> WORK INSTRUCTIONS:
What is needed is an exact copy of every record below.

########################################

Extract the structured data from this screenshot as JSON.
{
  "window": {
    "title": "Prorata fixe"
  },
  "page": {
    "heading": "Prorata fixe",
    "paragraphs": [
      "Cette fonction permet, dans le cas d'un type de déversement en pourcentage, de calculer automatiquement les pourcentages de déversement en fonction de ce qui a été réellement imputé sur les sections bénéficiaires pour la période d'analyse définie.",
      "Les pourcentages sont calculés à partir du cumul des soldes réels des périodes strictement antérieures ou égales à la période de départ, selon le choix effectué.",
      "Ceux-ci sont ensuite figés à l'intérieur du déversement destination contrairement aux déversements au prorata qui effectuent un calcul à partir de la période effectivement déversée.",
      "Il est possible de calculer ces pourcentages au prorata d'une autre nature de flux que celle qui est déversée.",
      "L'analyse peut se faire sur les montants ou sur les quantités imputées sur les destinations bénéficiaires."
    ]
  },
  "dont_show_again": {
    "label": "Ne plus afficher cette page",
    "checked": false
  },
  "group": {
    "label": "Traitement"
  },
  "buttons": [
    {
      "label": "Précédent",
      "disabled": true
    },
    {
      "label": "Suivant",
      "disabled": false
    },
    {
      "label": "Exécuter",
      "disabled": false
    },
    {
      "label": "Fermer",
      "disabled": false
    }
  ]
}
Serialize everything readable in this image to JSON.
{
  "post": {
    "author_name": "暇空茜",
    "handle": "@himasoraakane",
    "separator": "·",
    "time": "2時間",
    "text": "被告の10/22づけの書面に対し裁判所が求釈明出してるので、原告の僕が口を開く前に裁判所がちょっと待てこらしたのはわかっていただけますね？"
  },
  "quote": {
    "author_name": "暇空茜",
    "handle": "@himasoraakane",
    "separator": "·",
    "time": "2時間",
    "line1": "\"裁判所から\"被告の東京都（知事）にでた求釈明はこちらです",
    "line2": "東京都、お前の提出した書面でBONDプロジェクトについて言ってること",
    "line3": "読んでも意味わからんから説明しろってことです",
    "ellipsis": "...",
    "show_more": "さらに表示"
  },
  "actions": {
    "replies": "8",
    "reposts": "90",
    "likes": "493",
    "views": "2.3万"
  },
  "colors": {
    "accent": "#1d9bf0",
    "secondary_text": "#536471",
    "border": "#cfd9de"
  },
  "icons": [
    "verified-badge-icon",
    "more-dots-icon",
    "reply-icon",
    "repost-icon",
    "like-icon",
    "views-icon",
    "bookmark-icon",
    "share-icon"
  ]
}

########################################

> RESULT:
Extract the structured data from this screenshot as JSON.
{
  "window": {
    "title": "Prorata fixe"
  },
  "page": {
    "heading": "Prorata fixe",
    "paragraphs": [
      "Cette fonction permet, dans le cas d'un type de déversement en pourcentage, de calculer automatiquement les pourcentages de déversement en fonction de ce qui a été réellement imputé sur les sections bénéficiaires pour la période d'analyse définie.",
      "Les pourcentages sont calculés à partir du cumul des soldes réels des périodes strictement antérieures ou égales à la période de départ, selon le choix effectué.",
      "Ceux-ci sont ensuite figés à l'intérieur du déversement destination contrairement aux déversements au prorata qui effectuent un calcul à partir de la période effectivement déversée.",
      "Il est possible de calculer ces pourcentages au prorata d'une autre nature de flux que celle qui est déversée.",
      "L'analyse peut se faire sur les montants ou sur les quantités imputées sur les destinations bénéficiaires."
    ]
  },
  "dont_show_again": {
    "label": "Ne plus afficher cette page",
    "checked": false
  },
  "group": {
    "label": "Traitement"
  },
  "buttons": [
    {
      "label": "Précédent",
      "disabled": true
    },
    {
      "label": "Suivant",
      "disabled": false
    },
    {
      "label": "Exécuter",
      "disabled": false
    },
    {
      "label": "Fermer",
      "disabled": false
    }
  ]
}
Serialize everything readable in this image to JSON.
{
  "post": {
    "author_name": "暇空茜",
    "handle": "@himasoraakane",
    "separator": "·",
    "time": "2時間",
    "text": "被告の10/22づけの書面に対し裁判所が求釈明出してるので、原告の僕が口を開く前に裁判所がちょっと待てこらしたのはわかっていただけますね？"
  },
  "quote": {
    "author_name": "暇空茜",
    "handle": "@himasoraakane",
    "separator": "·",
    "time": "2時間",
    "line1": "\"裁判所から\"被告の東京都（知事）にでた求釈明はこちらです",
    "line2": "東京都、お前の提出した書面でBONDプロジェクトについて言ってること",
    "line3": "読んでも意味わからんから説明しろってことです",
    "ellipsis": "...",
    "show_more": "さらに表示"
  },
  "actions": {
    "replies": "8",
    "reposts": "90",
    "likes": "493",
    "views": "2.3万"
  },
  "colors": {
    "accent": "#1d9bf0",
    "secondary_text": "#536471",
    "border": "#cfd9de"
  },
  "icons": [
    "verified-badge-icon",
    "more-dots-icon",
    "reply-icon",
    "repost-icon",
    "like-icon",
    "views-icon",
    "bookmark-icon",
    "share-icon"
  ]
}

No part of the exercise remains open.